Experts said the move to tweak the lookback period was a logical choice to improve the outcome of bankruptcy resolutions. When a corporate debtor starts facing problems because of operational reasons or fraud, banks try to resurrect the loans so that they do not become non-performing assets (NPAs).

When these options don’t work out, they bring it to resolution under the Insolvency and Bankruptcy Code (IBC).

To that extent, if somebody has consciously defrauded or made a preferential transaction, it happens before an account becomes an NPA, explained Tarun Bhatia, managing director and head of South Asia in the forensic investigations and intelligence practice of financial risk advisory firm Kroll.
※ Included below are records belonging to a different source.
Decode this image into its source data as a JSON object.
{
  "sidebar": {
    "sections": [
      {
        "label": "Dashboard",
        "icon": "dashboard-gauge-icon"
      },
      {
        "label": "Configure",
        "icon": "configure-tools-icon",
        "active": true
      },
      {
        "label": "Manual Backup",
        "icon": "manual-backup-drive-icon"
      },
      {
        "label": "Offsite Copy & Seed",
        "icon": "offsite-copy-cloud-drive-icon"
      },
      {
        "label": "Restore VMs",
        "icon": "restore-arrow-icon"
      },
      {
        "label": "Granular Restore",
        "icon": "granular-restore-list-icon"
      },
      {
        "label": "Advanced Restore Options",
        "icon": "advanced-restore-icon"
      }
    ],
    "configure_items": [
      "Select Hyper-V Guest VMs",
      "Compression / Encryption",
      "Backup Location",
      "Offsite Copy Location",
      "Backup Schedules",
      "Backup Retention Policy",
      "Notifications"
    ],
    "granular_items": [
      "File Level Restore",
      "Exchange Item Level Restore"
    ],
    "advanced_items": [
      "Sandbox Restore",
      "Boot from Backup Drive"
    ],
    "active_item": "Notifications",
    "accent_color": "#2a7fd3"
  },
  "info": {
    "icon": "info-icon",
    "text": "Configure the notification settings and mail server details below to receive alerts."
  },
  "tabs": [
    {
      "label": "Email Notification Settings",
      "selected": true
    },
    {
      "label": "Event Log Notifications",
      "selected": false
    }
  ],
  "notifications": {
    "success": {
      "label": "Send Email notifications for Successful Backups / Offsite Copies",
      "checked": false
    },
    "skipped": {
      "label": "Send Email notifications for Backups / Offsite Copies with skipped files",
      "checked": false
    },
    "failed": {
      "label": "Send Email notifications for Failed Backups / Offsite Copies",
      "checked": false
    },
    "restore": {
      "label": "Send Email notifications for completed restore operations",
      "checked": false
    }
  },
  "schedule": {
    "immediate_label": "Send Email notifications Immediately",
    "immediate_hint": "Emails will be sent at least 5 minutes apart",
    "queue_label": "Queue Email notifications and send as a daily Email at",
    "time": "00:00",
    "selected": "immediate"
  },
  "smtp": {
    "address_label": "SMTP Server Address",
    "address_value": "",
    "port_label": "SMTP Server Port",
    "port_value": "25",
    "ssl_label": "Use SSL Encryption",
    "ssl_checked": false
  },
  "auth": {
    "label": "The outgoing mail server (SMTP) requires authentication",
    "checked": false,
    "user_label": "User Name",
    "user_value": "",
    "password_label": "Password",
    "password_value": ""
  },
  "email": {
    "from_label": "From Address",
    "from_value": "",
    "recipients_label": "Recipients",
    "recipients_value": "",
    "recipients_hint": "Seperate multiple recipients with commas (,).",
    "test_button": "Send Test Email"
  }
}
“Our own experience of looking at avoidance-related matters shows that at times even two years is not enough. It is a good development and has been suggested by different stakeholders for a while, so that any time lag between admission and application is not used as a cover to do these avoidance transactions," said Bhatia.

The idea is that if a review of past deals starts early, transactions that may harm the interests of all stakeholders could be reversed before it is too late.
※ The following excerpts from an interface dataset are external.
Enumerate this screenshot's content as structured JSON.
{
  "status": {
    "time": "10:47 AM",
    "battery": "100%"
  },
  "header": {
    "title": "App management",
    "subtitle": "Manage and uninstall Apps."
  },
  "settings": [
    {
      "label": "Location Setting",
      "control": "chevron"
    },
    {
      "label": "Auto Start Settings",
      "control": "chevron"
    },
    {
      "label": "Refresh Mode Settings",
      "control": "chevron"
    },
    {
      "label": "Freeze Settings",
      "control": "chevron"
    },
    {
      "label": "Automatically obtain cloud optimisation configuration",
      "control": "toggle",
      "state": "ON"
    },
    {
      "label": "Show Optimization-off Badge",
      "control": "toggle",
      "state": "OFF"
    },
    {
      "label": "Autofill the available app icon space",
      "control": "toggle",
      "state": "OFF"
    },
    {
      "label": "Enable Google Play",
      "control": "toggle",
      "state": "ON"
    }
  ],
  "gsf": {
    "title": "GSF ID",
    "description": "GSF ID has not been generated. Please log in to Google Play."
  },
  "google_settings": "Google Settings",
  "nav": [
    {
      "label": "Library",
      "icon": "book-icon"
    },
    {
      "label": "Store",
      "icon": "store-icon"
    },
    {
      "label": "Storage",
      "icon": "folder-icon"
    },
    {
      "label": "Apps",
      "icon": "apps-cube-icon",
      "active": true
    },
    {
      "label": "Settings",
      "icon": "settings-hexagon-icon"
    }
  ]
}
The move to improve the outcome of bankruptcy resolutions comes after a parliamentary panel in August suggested that the government should revisit the IBC to improve its outcomes.

The corporate affairs ministry has sought comments from the public for the proposals released on Thursday.

The emphasis on improving the efficiency of IBC comes in the context of a majority of the companies ending up in bankruptcy tribunals getting liquidation orders. In many cases, lenders are forced to take large haircuts as part of a restructure. Also, in many cases, protracted litigation among shareholders, lenders and potential investors have delayed the resolution plan.

The ministry expects that commencing a review of past transactions by the corporate debtor from the date of bankruptcy filing will discourage the shareholders from delaying the case getting admitted in tribunals for resolution.

Catch all the Business News, Market News, Breaking News Events and Latest News Updates on Live Mint. Download The Mint News App to get Daily Market Updates.
More Less
Subscribe to Mint Newsletters
* Enter a valid email
* Thank you for subscribing to our newsletter.

Recommended For You

Trending Stocks

×
Get alerts on WhatsApp
Set Preferences My ReadsWatchlistFeedbackRedeem a Gift CardLogout